On Saturday, October 15th, the Princeton Men’s Soccer team took on two opponents at Roberts Stadium: the Columbia Lions, and Ataxia-Telangiectasia. A-T is a rare, degenerative disease affecting children as early as age two. Manny Sardinha ’12 learned about the disease during his junior year at Princeton, and decided to do something about it
Sardinha applied for and received PVC Service Circle grant funding, which allowed him to plan and implement a fundraiser around the game against Columbia (view photos from the event here). “This has been so exciting for me to see my idea finally come to fruition after a year and a half of planning,” Manny stated before the event. “I am so grateful for all the support I am getting from my teammates, coaches, faculty, PVC, A-T Children’s Project, and local families. It has truly been an amazing experience thus far.”
During warmups, the team wore commemorative t-shirts, which were then made available to game attendees via two options: they could purchase a shirt outright, or make a smaller donation for the opportunity to try a penalty kick against former Princeton Soccer standout Devin Muntz ’10 at halftime of the game to win a shirt. Nearly $2,000 was raised through the event, which will go directly to the A-T Children’s Project.
Ataxia-telangiectasia, or “A-T,” is a progressive, rare degenerative disease that affects a startling variety of body systems. It combined the symptoms of cerebral palsy, cystic fibrosis, muscular dystrophy, cancer, and immune deficiencies. Children who could once run and play, sing and talk, read and write, lose their motor skills one by one, are usually in wheelchairs by age ten, and often do not survive their teens. Scientists believe research on
ataxia-telangiectasia will help other more prevalent diseases such as Alzheimer’s, Parkinson’s, and cancer because of their similarities with A-T.
Sardinha hopes the giving doesnt stop here: “I hope that my fundraiser will inspire others to find it possible to organize simple fundraisers like mine that can have such a significant impact on children around the world. I believe that as a community, we can accomplish a whole lot and really help out the A-T Children’s Project.”
Manny recommends visiting the ATCP website, which features a video and a newsletter (subscribe;archive) that sparked his desire to affect change. You can also visit www.DereksDreams.com to learn about Derek DiGregorio (at left), a 13 year old boy who is currently battling the disease.
To learn about the PVC Service Circle event run by Kendra Simon ’13, Teams & Toys,click here!
The PVC Service Circle provides grant funding for events that are both planned and run by Princeton student-athletes.

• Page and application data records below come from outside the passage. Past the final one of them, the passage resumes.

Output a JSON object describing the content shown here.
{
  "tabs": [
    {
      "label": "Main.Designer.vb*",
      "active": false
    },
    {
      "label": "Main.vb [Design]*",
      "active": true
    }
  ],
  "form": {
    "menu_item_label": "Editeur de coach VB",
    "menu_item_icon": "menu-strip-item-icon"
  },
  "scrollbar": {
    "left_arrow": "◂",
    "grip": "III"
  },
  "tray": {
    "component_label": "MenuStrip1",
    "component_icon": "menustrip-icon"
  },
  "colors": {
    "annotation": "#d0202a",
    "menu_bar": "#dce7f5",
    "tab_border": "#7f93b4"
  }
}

Applications for events during the 2012-13 year are being accepted now; interested student-athletes can click here to apply! Learn how you can support the PVC Service Circle by clicking here!